* Microsoft CFO says working to offer Windows on all devices
* Says will invest in PC ecosystem in many ways
SEATTLE Feb 13 Microsoft Corp has not
made much of a dent in Apple Inc's and Google Inc's
domination of mobile computing, but a top executive
hinted on Wednesday that it will not stop trying and does not
have an alternative strategy.
"We're very focused on continuing the success we have with
PCs and taking that to tablets and phones," Microsoft's Chief
Financial Officer Peter Klein said at the annual Goldman Sachs
Technology and Internet Conference in San Francisco, which was
Given Microsoft's lack of success so far, he was asked if
there was an alternative strategy or 'Plan B' in reserve.
"It's less 'Plan B' than how you execute on the current
plan," said Klein. "We aim to evolve this generation of Windows
to make sure we have the right set of experiences at the right
price points for all customers."
Microsoft now has two versions of its own brand Surface
tablet for sale and released its newest Windows phone software
last year. But the company has not made big inroads into either
Gartner estimates that Microsoft sold fewer than 900,000
Surface tablets in the fourth quarter, which is a fraction of
the 23 million iPads sold by Apple.
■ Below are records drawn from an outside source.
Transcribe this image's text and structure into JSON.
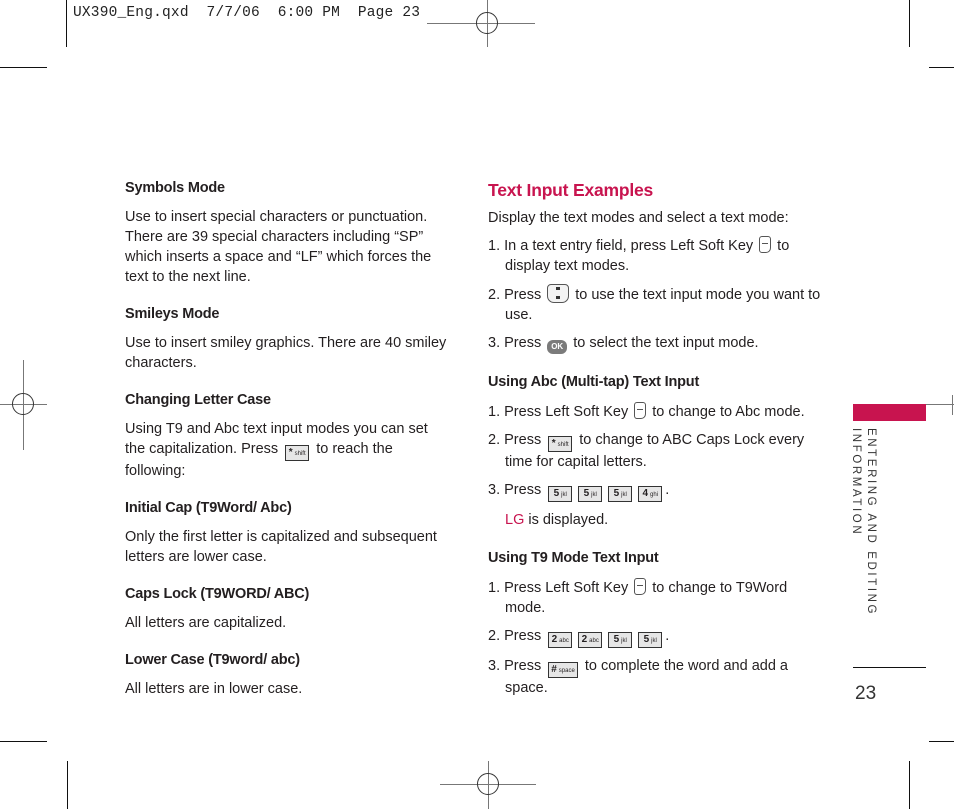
{
  "slug": "UX390_Eng.qxd  7/7/06  6:00 PM  Page 23",
  "left_column": {
    "sections": [
      {
        "heading": "Symbols Mode",
        "text": "Use to insert special characters or punctuation. There are 39 special characters including “SP” which inserts a space and “LF” which forces the text to the next line."
      },
      {
        "heading": "Smileys Mode",
        "text": "Use to insert smiley graphics. There are 40 smiley characters."
      },
      {
        "heading": "Changing Letter Case",
        "text_before_key": "Using T9 and Abc text input modes you can set the capitalization. Press",
        "key": "*",
        "key_sub": "shift",
        "text_after_key": "to reach the following:"
      },
      {
        "heading": "Initial Cap (T9Word/ Abc)",
        "text": "Only the first letter is capitalized and subsequent letters are lower case."
      },
      {
        "heading": "Caps Lock (T9WORD/ ABC)",
        "text": "All letters are capitalized."
      },
      {
        "heading": "Lower Case (T9word/ abc)",
        "text": "All letters are in lower case."
      }
    ]
  },
  "right_column": {
    "title": "Text Input Examples",
    "intro": "Display the text modes and select a text mode:",
    "steps": [
      {
        "num": "1.",
        "before": "In a text entry field, press Left Soft Key",
        "after": "to display text modes."
      },
      {
        "num": "2.",
        "before": "Press",
        "after": "to use the text input mode you want to use."
      },
      {
        "num": "3.",
        "before": "Press",
        "key": "OK",
        "after": "to select the text input mode."
      }
    ],
    "abc_section": {
      "heading": "Using Abc (Multi-tap) Text Input",
      "steps": [
        {
          "num": "1.",
          "before": "Press Left Soft Key",
          "after": "to change to Abc mode."
        },
        {
          "num": "2.",
          "before": "Press",
          "key": "*",
          "key_sub": "shift",
          "after": "to change to ABC Caps Lock every time for capital letters."
        },
        {
          "num": "3.",
          "before": "Press",
          "keys": [
            {
              "d": "5",
              "l": "jkl"
            },
            {
              "d": "5",
              "l": "jkl"
            },
            {
              "d": "5",
              "l": "jkl"
            },
            {
              "d": "4",
              "l": "ghi"
            }
          ],
          "after": "."
        }
      ],
      "result_highlight": "LG",
      "result_text": " is displayed."
    },
    "t9_section": {
      "heading": "Using T9 Mode Text Input",
      "steps": [
        {
          "num": "1.",
          "before": "Press Left Soft Key",
          "after": "to change to T9Word mode."
        },
        {
          "num": "2.",
          "before": "Press",
          "keys": [
            {
              "d": "2",
              "l": "abc"
            },
            {
              "d": "2",
              "l": "abc"
            },
            {
              "d": "5",
              "l": "jkl"
            },
            {
              "d": "5",
              "l": "jkl"
            }
          ],
          "after": "."
        },
        {
          "num": "3.",
          "before": "Press",
          "key": "#",
          "key_sub": "space",
          "after": "to complete the word and add a space."
        }
      ]
    }
  },
  "side_tab": {
    "line1": "ENTERING AND EDITING",
    "line2": "INFORMATION",
    "color": "#c8144f"
  },
  "page_number": "23",
  "accent_color": "#c8144f"
}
Microsoft has not released
its own figures but has not disputed Gartner's.
Windows phones now account for 3 percent of the global
smartphone market, Gartner says, which is almost double their
share a year ago but way behind Google's Android with 70 percent
and Apple with 21 percent.
To grab more share, Klein said Microsoft was working with
hardware makers to make sure Windows software is available on
devices ranging from phones to tablets to larger all-in-one PCs.
"It's probably more nuanced than just you lower prices or
raise prices," said Klein. "It's less a Plan B and more, how do
you tweak your plan, how do you bring these things to market to
make sure you have the right offerings at the right price
Klein did not say whether Microsoft itself was planning to
move into the growing small tablet market, following the success
of Apple's iPad mini, Google's Nexus 7 and Amazon.com Inc's
Kindle Fire tablet.
Along with its partners, Klein said only that Microsoft was
"well set-up to deliver the most versatile set of experiences
across form factors".
Regarding Microsoft's $2 billion loan to Michael Dell and
private equity firm Silver Lake to take PC maker Dell Inc
private, announced last week, Klein suggested it was
simply part of its efforts to support the "ecosystem" of PC
"We have a long history of participating and supporting the
ecosystem and that takes different forms. Oftentimes it takes
the form of co-marketing, sometimes in helping with
development," said Klein. "In a very dynamic industry, our
ability to support the ecosystem - particularly the ecosystem
that is innovating on our devices and platforms - is a good
thing and something we will continue to do."